# TASK OBJECTIVE:
Please work out the number of lines in the following material that include "xTaskCreate", and reply with only that number.

##### DATA FOR THIS EXERCISE #####

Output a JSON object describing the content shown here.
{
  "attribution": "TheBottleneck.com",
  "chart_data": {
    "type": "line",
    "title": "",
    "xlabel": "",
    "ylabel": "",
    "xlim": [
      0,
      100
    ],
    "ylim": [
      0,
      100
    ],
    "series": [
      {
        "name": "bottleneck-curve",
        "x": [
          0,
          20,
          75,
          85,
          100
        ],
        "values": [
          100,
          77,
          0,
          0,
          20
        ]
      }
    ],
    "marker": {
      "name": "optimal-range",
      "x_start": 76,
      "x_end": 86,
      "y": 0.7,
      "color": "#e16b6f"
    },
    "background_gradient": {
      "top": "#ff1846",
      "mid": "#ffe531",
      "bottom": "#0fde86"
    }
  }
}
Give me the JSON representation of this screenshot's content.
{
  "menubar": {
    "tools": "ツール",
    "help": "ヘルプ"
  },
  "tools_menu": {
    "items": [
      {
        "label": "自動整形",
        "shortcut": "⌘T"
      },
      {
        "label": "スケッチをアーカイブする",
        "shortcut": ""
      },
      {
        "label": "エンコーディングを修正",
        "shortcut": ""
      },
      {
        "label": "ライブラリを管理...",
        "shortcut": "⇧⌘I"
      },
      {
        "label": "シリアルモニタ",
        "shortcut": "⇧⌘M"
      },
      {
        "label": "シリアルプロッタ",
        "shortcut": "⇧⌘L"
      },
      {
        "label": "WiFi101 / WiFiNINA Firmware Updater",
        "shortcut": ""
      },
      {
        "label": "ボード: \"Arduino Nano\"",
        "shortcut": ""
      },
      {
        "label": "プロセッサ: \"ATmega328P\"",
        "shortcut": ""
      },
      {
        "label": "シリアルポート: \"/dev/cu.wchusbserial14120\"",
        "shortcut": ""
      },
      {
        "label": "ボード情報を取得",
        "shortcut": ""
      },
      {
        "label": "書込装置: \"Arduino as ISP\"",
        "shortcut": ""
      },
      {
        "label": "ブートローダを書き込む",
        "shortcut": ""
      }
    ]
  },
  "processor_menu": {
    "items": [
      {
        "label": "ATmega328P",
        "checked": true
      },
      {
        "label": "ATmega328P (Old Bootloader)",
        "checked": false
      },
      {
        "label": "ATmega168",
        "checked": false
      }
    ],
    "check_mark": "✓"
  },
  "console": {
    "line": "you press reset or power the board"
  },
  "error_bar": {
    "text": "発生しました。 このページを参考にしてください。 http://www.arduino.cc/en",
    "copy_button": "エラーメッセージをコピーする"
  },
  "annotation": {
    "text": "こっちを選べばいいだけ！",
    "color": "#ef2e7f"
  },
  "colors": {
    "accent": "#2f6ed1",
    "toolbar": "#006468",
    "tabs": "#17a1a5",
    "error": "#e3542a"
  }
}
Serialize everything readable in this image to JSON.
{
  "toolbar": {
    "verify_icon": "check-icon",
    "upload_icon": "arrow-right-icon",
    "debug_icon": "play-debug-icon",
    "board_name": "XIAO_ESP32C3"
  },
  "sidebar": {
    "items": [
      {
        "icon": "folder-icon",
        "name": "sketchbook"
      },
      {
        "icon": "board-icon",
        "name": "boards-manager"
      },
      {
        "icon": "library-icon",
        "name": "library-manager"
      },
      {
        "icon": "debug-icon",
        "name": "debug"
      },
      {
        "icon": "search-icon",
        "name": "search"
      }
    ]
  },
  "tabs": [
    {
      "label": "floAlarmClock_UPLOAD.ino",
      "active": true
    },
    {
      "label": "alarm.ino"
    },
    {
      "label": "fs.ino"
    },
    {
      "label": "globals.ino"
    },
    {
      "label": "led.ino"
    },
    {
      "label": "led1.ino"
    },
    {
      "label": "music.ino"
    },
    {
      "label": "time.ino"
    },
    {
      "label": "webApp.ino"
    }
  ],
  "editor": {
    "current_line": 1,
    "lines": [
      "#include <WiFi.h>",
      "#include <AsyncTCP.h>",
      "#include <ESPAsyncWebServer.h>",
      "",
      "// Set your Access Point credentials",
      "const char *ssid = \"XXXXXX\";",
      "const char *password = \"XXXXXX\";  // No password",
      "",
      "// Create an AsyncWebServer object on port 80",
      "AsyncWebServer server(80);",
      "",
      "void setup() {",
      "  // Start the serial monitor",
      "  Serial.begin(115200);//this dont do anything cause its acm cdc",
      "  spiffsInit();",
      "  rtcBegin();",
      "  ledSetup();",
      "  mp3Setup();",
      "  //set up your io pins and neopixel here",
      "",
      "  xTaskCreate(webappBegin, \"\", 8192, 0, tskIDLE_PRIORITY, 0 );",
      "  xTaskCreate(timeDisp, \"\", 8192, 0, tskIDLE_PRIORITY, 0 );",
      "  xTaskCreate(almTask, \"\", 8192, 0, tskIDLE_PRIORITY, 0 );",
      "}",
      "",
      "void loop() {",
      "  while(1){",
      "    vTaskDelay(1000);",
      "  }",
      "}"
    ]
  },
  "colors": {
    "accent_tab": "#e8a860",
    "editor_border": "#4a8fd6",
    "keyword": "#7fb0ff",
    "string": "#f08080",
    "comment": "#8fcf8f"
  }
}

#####

# RESPONSE TO THIS TASK:
3